I'm Telling You For The Last Time

Jerry Seinfeld

Universal Records, 1998


REVIEW BY: Christopher Thelen


Confession: I absolutely hated the television show Seinfeld. I thought is was one of the dumbest shows on television ever, and I didn't think what comedian Jerry Seinfeld was doing with the show was funny at all. (Yes, I watched part of the series finale - same opinion.)

So why was I so interested in listening to Seinfeld's first live comedy album, I'm Telling You For The Last Time? Possibly because I wanted to hear Seinfeld in his natural habitat - the stage. Maybe because I wanted to hear him do something different. Maybe I was just curious.

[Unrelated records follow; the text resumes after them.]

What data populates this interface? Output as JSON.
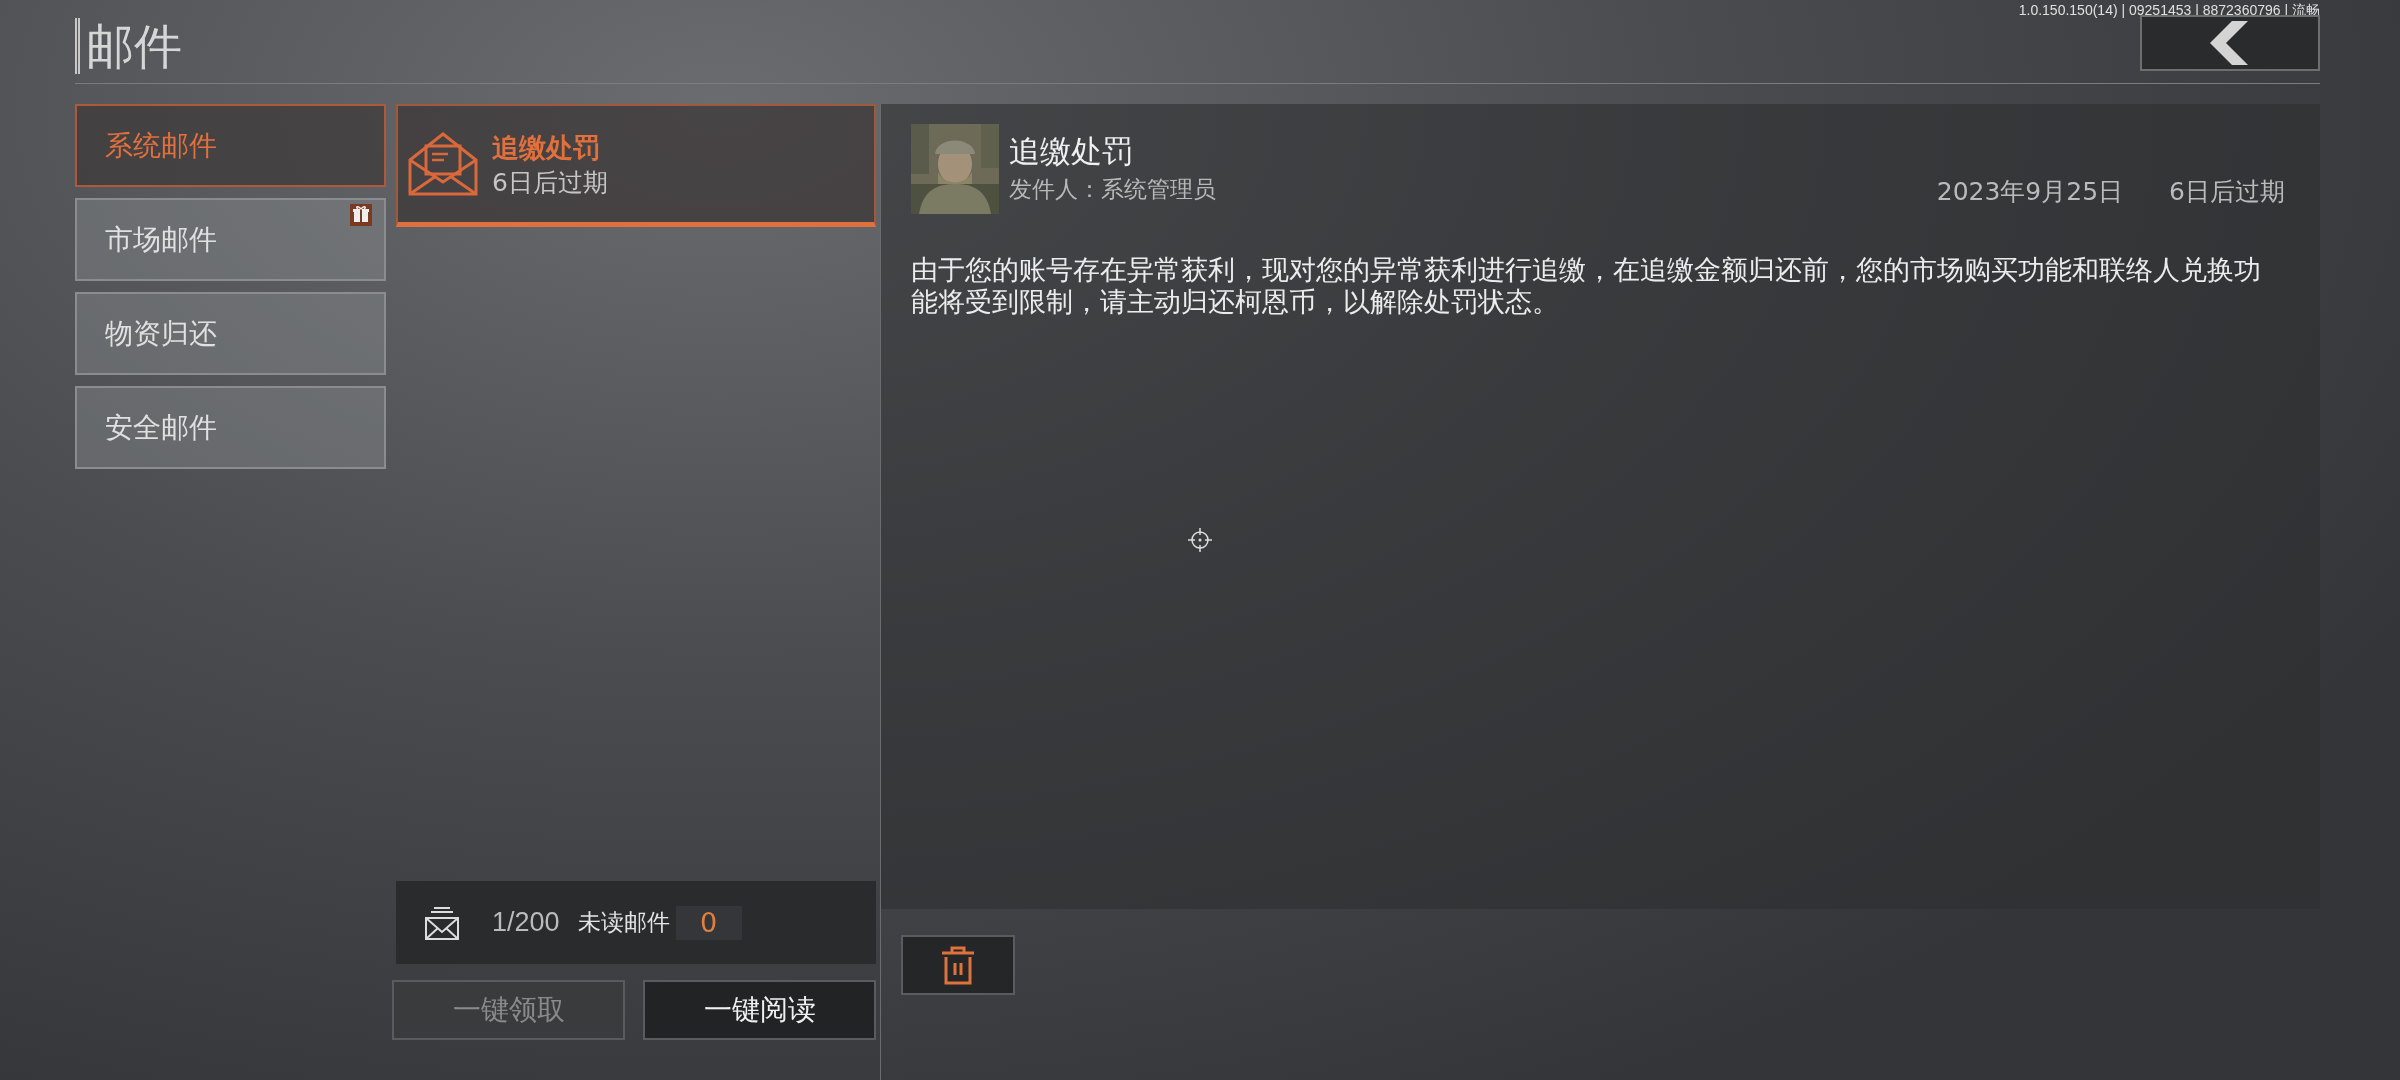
{
  "title": "邮件",
  "version_info": "1.0.150.150(14) | 09251453 | 8872360796 | 流畅",
  "categories": [
    {
      "label": "系统邮件",
      "selected": true,
      "gift_badge": false
    },
    {
      "label": "市场邮件",
      "selected": false,
      "gift_badge": true
    },
    {
      "label": "物资归还",
      "selected": false,
      "gift_badge": false
    },
    {
      "label": "安全邮件",
      "selected": false,
      "gift_badge": false
    }
  ],
  "mail_list": [
    {
      "title": "追缴处罚",
      "expiry": "6日后过期",
      "selected": true
    }
  ],
  "mail_stats": {
    "count": "1/200",
    "unread_label": "未读邮件",
    "unread_count": "0"
  },
  "actions": [
    {
      "label": "一键领取",
      "disabled": true
    },
    {
      "label": "一键阅读",
      "disabled": false
    }
  ],
  "detail": {
    "title": "追缴处罚",
    "sender": "发件人：系统管理员",
    "date": "2023年9月25日",
    "expiry": "6日后过期",
    "body": "由于您的账号存在异常获利，现对您的异常获利进行追缴，在追缴金额归还前，您的市场购买功能和联络人兑换功能将受到限制，请主动归还柯恩币，以解除处罚状态。"
  }
}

Maybe I was wrong about Seinfeld not being funny, as there are some incredibly hilarious moments on this disc that show Seinfeld is back where he belongs: in front of a live audience.my_heart_sings_the_harmony_web_ad_alt_250

There still is a lot of the old Seinfeld that people saw in the opening/closing montages of the show, featuring him asking "what's up" with particular things. However, it seems much more natural in a true live comedy show setting than it did on the program. He kicks into one such routine, about cab drivers and, aah, bodily odors, within the first five minutes. Fortunately for Seinfeld, he's got a good routine to back up the statement.

In fact, a lot of what Seinfeld talks about is based in reality. Whether it's reminiscing about cheap Halloween costumes, questioning why pharmicists have to stand two feet above everyone else or making fun of old lady drivers (I won't spoil the joke for you, but it's funny as hell), Seinfeld does have his finger on the pulse of truth, and delivers his material in perfect fashion.

Nobody is safe from Seinfeld's wit. Not McDonald's, not horse racing, not airlines - not even audience members (Seinfeld takes two light-hearted jabs at people in the audience, one of whom has their cellular phone ring in the middle of the performance). But such attacks aren't delivered with venom, so they're quite easy to laugh at and to laugh off.

What I especially admired about I'm Telling You For The Last Time is that Seinfeld took a big chance, and took questions from the audience. Some of the questions were so banal that one wondered if they might have been plants; who really cares what kind of cereal Seinfeld likes the best? Still, the interaction between common fan and comedy superstar was fun to listen to.

Fans of the television show, beware that I'm Telling You For The Last Time is different from the show you knew and loved - thank God. It's still the same old Seinfeld, but he does sound liberated, and that is a refreshing change.

I'm Telling You For The Last Time is a comedy album that you will want to listen to repeatedly, and Seinfeld shows just why he's one of the most revered comics of the '80s and '90s. Although this album won't be out until September 22, it will be worth the short wait.

Rating: B

User Rating: Not Yet Rated



© 1998 Christopher Thelen and The Daily Vault. All rights reserved. Review or any portion may not be reproduced without written permission. Cover art is the intellectual property of Universal Records, and is used for informational purposes only.